Here is the proportion the five represent of the major stock market indexes:
- DJIA (only Apple and Microsoft, price-weighted) – 11.8%
- S&P 500 – 18.6% of $29.8 T
- Nasdaq (all companies; excludes ETFs) – 34.9% of $15.9 T
- Nasdaq 100 – 49.5% of $11.2 T
The U.S. Federal Trade Commission is going to examine the companies’ acquisitions made over the past ten years. The question is whether the purchases fulfilled a strategic company goal or simply deleted a potential competitor and archived its patents.
What will the government find? Likely, there are purchases that fall into the anticompetitive corner. The question then is what happens next. A fine? A forced divestiture? A prolonged legal battle?
More importantly for investors, what happens to the stock price? At this point, it may seem that “nothing” is the most likely response. However, negative revelations have a way of making executive reputations shift overnight from wise and savvy to calculating and deceitful. Just imagine if it turns out that a promising product or process was squelched by a big tech company to protect its inferior offering.

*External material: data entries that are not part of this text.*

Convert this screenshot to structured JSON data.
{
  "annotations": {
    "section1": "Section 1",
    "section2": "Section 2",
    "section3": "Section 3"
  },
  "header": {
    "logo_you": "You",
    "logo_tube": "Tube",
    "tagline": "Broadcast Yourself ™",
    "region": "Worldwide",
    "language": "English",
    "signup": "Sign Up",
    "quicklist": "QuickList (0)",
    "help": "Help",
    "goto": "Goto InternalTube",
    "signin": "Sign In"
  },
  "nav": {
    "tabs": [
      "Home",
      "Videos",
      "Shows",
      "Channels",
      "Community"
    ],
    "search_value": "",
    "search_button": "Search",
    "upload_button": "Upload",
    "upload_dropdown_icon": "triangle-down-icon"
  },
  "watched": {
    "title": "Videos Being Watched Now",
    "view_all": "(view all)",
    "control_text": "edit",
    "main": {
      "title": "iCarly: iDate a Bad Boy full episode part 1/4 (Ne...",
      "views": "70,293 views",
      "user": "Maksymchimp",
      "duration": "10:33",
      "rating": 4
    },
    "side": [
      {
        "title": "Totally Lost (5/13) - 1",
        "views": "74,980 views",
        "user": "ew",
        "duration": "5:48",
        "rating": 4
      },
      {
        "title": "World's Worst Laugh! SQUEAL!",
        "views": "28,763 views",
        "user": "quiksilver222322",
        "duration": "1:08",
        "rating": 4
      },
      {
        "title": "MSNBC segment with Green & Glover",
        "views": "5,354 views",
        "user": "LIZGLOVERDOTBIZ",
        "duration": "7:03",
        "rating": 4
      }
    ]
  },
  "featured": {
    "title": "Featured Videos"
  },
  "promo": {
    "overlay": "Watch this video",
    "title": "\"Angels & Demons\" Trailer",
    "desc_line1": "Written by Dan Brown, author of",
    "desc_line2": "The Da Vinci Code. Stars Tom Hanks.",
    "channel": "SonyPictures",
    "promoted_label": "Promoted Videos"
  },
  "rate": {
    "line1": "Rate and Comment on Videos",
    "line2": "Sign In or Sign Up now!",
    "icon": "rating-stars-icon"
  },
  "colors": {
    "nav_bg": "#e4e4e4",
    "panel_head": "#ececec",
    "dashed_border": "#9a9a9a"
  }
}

It has happened in the past – all that is needed is cash (or a high-priced stock) and a willingness to do it.
Such a revelation can easily dampen investors’ enthusiasm for a high-priced stock.
The bottom line
In less than five months, the U.S. stock market has gone from recession-bearish to growth-bullish. More importantly, outspoken bears have disappeared or donned bull attire. Therefore, it is time to think about what could go wrong.
The three issues above do not represent a complete list, but they are major and carry real risks. No matter how you invest, keeping them in mind will help you be prepared to take appropriate steps if conditions or events give off negative signals in any of the three areas.
Should you be in cash? That depends completely on your investing approach and experience. Personally, I am willing to hold cash and focus on short-term speculation until risk takes its place at the investing table again.
Important: Regaining an appreciation of risk likely means that something goes awry, thereby causing stock prices to weaken and investors to start worrying again. It does not mean either that a recession is coming or that a correction is occurring. However, the decline should wash out excesses and make stock valuations reasonable.